Eligibility for the wind energy production tax credit (PTC), established by Congress in 1992, is set to expire at the end of this month, causing calls for action and inaction. Is this policy change a big deal for carbon emissions? Let’s take a closer look.
Currently, the PTC provides renewable power projects with a corporate tax credit of 2.2 cents for each kilowatt-hour of electricity produced over the first ten years of operation. Eligibility for a PTC for renewables other than wind expires at the end of 2013, but the debate has focused on the wind PTC because wind power projects have claimed over two-thirds of total credit value to date.
Besides the environmental benefits of wind power, proponents point to jobs, arguing that allowing the PTC to expire will cause the loss of 37,000 jobs in the wind industry. A recent proposal from the American Wind Energy Association urges a six-year extension of the PTC, phasing it out over time.
Opponents’ objections focus on costs. Senator Lamar Alexander simply says “we can’t afford it.” The estimated fiscal costs of an extension are as high as $60 billion.

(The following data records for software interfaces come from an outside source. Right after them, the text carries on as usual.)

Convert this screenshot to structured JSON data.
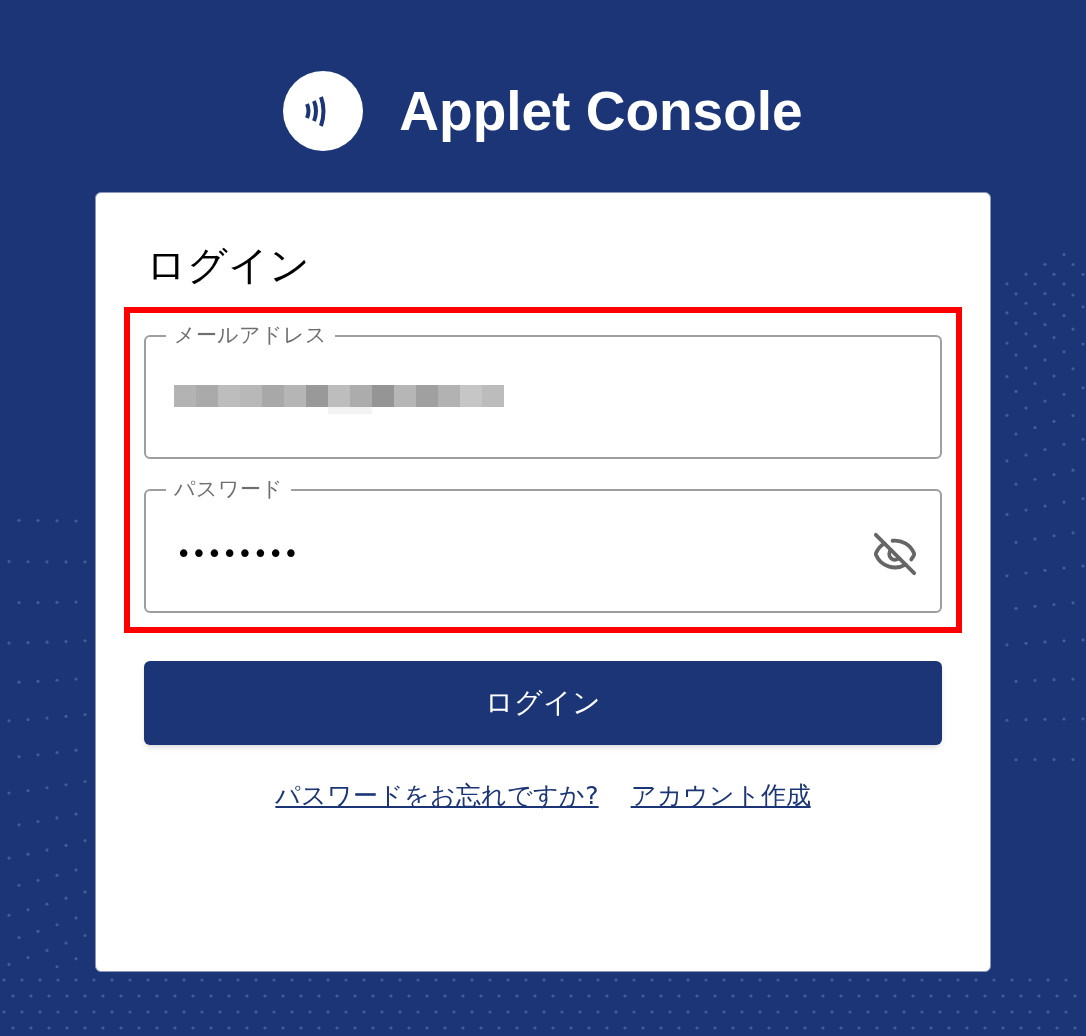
{
  "brand": {
    "name": "Applet Console"
  },
  "login_card": {
    "title": "ログイン",
    "highlight": true,
    "email_field": {
      "label": "メールアドレス"
    },
    "password_field": {
      "label": "パスワード",
      "value": "••••••••",
      "visible": false
    },
    "submit_button": "ログイン",
    "links": [
      {
        "label": "パスワードをお忘れですか?"
      },
      {
        "label": "アカウント作成"
      }
    ]
  }
}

Others have more nuanced arguments—like Eli Lehrer, President of free-market think tank R Street, who argues that the PTC is a potentially well-intended but ultimately ineffective way to encourage the deployment of wind technology.
In a new RFF discussion paper, we ask a question seemingly absent from the debate: is the PTC effective at reducing greenhouse gas emissions?
To answer this question, we construct an investment model of Texas’s electricity grid that accounts for the intermittency of wind and solar energy. Then, we measured the cost of achieving an 8% reduction in greenhouse gas emissions using five renewable electricity policies. We found that the PTC is the least cost-effective policy, achieving greenhouse gas reductions at nearly $67 per ton.
Why does the PTC perform so poorly in our model? It reduces electricity prices by expanding the supply of generation in the electricity grid. This may sound good for electricity consumers, but one of the PTC’s main goals is to reduce greenhouse gas emissions. Lower electricity prices make the policy less effective. That’s because lower electricity prices cause more electricity consumption, increasing the amount of fuel consumed at fossil fuel-fired generators, and offsetting some of the environmental benefits of the PTC.
Fixing this problem is conceptually simple: finance the subsidy from a charge to consumers rather than out of general tax revenue. This prevents electricity prices from falling, and it would be much cheaper to reduce emissions than the current PTC. Of course, even this policy would be far inferior to a significant price on greenhouse gas emissions. Our analysis shows that a PTC achieves emissions reductions at seven times the cost of a price on greenhouse gas emissions, which is similar to numerous other studies demonstrating the advantages of an emissions price.